» What the task requires: What is the number of lines in the records below holding the string "structured"? Reply with it and nothing else.

» Task input:

☆ ☆ ☆ ☆

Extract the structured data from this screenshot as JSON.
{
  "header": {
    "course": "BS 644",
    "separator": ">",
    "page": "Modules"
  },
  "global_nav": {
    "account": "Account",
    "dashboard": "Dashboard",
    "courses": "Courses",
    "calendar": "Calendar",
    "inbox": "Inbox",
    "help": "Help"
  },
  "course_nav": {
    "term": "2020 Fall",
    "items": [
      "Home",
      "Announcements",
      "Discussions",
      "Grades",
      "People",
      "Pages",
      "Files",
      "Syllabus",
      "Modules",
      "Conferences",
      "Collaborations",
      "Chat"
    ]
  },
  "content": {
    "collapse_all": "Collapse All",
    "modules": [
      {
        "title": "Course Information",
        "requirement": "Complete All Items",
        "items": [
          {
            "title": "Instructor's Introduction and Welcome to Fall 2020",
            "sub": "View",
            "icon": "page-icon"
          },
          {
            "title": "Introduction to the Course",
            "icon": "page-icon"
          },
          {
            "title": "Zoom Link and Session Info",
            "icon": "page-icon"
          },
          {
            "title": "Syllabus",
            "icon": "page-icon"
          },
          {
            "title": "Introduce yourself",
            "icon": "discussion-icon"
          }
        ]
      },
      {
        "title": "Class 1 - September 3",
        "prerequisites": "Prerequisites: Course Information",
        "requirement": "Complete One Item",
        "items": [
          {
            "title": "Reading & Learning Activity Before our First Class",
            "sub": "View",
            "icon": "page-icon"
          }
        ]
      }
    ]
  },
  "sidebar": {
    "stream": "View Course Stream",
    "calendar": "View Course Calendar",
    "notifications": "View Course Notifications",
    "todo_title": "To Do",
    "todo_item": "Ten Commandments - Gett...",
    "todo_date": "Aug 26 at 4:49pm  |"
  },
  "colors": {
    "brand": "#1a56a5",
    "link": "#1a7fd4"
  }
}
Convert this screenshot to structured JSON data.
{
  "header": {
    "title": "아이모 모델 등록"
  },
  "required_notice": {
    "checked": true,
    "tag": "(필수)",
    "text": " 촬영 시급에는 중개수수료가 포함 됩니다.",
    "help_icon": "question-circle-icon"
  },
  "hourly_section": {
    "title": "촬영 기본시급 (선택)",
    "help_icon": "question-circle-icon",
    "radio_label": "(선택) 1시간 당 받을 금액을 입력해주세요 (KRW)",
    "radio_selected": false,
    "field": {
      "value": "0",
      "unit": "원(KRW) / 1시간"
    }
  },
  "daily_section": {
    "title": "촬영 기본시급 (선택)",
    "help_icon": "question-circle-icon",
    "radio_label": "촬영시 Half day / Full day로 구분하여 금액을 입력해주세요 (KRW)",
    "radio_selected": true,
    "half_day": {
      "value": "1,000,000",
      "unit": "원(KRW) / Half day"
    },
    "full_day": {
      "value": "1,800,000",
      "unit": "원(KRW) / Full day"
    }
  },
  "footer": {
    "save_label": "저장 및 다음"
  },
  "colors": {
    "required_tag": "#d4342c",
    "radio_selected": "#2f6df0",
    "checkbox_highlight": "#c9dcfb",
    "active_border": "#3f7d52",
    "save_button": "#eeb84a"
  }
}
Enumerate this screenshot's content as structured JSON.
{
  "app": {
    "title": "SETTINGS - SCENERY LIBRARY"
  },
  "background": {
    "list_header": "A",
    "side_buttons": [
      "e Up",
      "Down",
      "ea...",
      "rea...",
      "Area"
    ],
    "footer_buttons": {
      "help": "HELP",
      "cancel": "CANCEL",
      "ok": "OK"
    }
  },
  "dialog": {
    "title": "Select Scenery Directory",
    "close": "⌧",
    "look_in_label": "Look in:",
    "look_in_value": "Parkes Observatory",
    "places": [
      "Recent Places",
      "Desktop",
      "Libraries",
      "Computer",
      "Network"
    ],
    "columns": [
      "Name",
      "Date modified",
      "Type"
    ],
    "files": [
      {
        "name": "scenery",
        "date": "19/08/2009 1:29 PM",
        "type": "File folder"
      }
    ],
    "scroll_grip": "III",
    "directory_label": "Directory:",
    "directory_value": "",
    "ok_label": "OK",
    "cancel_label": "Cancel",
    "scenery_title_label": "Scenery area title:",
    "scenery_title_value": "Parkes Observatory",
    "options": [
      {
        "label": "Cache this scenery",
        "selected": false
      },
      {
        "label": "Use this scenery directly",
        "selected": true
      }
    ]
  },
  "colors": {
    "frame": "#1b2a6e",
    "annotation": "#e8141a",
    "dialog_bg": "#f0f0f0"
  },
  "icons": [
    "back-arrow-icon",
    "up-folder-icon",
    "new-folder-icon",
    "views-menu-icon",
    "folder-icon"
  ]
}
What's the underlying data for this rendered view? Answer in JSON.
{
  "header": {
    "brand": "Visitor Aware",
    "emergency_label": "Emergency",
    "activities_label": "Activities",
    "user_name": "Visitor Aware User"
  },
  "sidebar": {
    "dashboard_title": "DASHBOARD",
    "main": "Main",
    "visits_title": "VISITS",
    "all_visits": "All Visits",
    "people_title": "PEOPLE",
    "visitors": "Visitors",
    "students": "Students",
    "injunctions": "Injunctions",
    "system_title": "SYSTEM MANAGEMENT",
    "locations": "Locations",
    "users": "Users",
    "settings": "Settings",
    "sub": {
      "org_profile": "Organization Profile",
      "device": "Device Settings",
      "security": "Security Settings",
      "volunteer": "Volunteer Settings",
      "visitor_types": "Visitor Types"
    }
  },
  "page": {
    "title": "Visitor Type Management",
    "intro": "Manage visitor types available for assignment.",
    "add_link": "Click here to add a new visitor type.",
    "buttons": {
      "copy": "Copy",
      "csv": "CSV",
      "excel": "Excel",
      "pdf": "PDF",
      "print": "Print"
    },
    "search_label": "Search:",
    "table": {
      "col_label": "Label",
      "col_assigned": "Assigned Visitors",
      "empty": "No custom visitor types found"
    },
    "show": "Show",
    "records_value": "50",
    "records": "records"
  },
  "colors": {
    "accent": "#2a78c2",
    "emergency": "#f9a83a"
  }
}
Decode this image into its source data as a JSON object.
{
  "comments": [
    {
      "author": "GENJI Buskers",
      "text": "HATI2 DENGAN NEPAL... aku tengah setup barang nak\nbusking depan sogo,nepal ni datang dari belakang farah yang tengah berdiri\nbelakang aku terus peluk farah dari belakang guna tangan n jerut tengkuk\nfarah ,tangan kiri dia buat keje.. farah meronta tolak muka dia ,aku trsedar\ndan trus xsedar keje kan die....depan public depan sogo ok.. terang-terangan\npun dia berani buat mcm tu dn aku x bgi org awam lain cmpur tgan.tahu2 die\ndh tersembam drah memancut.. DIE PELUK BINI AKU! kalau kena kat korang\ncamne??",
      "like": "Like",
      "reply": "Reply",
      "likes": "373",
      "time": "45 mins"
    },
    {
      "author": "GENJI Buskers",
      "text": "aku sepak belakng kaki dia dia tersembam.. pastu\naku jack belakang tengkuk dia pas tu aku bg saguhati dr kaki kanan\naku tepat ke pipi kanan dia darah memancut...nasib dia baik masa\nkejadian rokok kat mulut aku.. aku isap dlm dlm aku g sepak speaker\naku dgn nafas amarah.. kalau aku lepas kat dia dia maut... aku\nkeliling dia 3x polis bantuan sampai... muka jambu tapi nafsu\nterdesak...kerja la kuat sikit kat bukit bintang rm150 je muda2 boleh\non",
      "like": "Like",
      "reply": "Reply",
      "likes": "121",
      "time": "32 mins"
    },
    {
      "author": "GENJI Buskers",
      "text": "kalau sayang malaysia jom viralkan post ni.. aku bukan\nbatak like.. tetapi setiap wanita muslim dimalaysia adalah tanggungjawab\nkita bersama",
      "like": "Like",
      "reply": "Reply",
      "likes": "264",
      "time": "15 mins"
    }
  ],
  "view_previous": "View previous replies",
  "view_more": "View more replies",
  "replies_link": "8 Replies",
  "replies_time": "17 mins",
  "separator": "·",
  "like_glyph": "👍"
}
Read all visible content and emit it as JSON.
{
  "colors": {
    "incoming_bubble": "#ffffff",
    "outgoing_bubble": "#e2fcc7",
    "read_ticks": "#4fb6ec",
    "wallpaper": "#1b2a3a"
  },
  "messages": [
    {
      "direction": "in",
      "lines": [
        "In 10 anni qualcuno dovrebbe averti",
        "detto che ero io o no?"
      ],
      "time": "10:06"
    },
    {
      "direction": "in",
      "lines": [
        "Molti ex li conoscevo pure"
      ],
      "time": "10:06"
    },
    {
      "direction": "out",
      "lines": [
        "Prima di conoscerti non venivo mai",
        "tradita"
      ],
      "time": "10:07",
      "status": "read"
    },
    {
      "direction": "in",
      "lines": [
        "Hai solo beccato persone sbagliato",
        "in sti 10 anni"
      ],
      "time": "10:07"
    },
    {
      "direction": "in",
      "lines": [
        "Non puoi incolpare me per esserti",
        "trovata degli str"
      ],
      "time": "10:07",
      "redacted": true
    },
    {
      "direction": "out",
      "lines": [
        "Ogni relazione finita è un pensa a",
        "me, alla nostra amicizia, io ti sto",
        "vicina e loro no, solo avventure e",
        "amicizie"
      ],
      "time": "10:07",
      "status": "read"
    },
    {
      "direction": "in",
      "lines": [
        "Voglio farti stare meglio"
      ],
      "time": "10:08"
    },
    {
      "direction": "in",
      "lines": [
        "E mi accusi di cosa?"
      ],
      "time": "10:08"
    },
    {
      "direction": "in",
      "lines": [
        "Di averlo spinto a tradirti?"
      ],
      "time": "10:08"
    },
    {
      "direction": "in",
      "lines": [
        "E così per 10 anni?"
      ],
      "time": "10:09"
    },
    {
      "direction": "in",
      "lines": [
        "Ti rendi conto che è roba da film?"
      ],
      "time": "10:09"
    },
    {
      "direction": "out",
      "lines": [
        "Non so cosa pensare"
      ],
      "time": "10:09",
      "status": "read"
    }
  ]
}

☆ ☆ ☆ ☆

» Problem solution: 3